“Microservices” is a buzzword that has been going around the tech space in recent times. We ultimately decided to migrate to a microservices architecture and want to share why we did it, how we did it, and what we learned along the way.Like most web applications, Andela’s systems started out as a “monolithic” software architecture with a couple of web applications, each with its own database and responsible for a business function. For instance, we built different web apps to manage recruiting of applicants, selection, assessing learning performance, and mastery of skills, which are all crucial to developing world-class developers.As our suite of applications grew, we hit three major challenges:
- There was a lot of replicated business logic across apps.
- Connecting data across applications was problematic.
- Growing monolithic codebases resulting in slower product delivery.
Ultimately, we were building standalone monolithic apps to address specific business needs as opposed to an ecosystem of data-connected applications which is more aligned with the way our business operates. It became evidently clear that in order to scale, we needed to rethink our software architecture. In researching different types of architectures, we came across this blog post from nginx, which pushed us in the direction of microservices. After building a case to the company as to why microservices would help solve our challenges, we decided to migrate and embark on the journey.
We started by learning as much about microservices as possible: what they entail, the challenges they pose, and the impact they could have on our team structure and agile processes. We appointed Ikem Okonkwo to spearhead this research and lead an initial Core team of five developers to get us started. The results of his research and the design considerations made are described comprehensively in this blog post. Once we were comfortable with our findings, we put a plan together and hit the ground running.The core team started by setting up our new infrastructure, creating microservices templates in different languages, setting up our hosting service (we moved away from Heroku to Google Cloud), setting up Kafka (distributed streaming platform), setting up how we manage our servers and clusters (Kubernetes), and setting up continuous integration (ConcourseCI).Once our minimum infrastructural needs were in place, all the feature teams began migrating our products to microservices.
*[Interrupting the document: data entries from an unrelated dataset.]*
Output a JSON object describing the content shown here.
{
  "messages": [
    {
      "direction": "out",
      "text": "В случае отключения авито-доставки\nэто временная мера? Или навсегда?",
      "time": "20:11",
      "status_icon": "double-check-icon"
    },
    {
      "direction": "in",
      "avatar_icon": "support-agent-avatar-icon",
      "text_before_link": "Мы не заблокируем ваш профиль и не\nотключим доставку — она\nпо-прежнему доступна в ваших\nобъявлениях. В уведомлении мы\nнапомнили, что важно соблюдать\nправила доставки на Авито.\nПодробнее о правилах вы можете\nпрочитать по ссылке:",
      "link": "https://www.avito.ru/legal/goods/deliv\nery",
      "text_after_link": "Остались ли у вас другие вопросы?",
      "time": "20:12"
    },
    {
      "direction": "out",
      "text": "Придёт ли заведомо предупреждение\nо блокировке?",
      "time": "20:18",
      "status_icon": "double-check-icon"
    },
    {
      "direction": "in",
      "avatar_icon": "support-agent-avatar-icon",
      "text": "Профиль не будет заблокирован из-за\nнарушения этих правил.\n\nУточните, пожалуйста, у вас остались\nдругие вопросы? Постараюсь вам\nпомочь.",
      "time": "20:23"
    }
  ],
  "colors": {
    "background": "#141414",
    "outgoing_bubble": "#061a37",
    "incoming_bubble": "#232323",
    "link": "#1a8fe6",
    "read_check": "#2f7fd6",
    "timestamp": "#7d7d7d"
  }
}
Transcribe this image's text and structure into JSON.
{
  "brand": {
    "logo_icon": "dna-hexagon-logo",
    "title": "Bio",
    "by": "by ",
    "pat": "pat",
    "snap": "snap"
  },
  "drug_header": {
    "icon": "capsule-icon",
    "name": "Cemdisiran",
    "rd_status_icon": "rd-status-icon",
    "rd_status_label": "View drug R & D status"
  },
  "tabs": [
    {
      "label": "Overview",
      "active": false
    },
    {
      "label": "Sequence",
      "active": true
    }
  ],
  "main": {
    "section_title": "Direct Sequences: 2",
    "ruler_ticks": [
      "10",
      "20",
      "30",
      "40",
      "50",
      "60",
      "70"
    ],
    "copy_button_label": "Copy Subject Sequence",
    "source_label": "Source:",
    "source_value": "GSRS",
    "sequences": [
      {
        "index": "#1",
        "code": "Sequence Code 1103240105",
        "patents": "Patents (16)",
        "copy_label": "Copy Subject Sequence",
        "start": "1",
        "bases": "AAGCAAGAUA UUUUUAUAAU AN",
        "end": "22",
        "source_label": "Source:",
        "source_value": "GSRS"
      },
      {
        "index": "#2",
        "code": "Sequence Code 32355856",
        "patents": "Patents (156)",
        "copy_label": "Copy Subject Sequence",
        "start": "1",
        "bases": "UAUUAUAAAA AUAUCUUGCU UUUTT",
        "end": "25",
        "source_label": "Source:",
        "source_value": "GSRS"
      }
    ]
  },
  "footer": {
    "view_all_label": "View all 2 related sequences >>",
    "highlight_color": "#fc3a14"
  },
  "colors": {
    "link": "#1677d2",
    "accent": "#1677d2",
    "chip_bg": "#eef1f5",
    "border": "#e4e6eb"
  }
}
Over the course of six months, we decoupled five critical monolithic systems into 35 microservices with front-end apps interacting with the backend systems via an API Gateway. This effort involved 15 engineers working really hard in order to improve our platform.
Completing the migration was no walk in the park. We made some mistakes along the way, though fortunately, we were able to learn from them. Here are a few things we wish we had thought about before beginning the migration:
- Learning curve: the mental transition from building apps as a single unit versus smaller, independent, and distributed units. This is important to be aware of because building distributed systems affects teams structure, and how they communicate to get work done.
- UUIDs: Integer IDs with auto-increment work well enough with standalone monoliths, but in a distributed architecture we’d end up running into conflicts. UUIDs allowed us to track the different business logic and connect them across the ecosystem.
- Starter Kits: boilerplate code containing everything necessary to develop and deploy a new microservice. Starter kits were particularly helpful with speeding up development and onboarding of new developers.
- Automation: a continuous delivery pipeline and an automated environment setup enabled us to empower our engineers to write, test and ship code with a high degree of autonomy.
- Finish fast: as we migrated the platform, there was a constant race against feature development on the existing codebase. Migration needed to move faster than the rest of the codebase. It is imperative to have a strong team of engineers that can finish the migration swiftly and quickly.
Despite the challenges we faced, the migration was a success and we believe we made the right decision. We will continue to leverage our learnings to improve our platform and software development processes. We are now more than ever, confident in our ability to quickly iterate on products, and deliver consistent value to the business.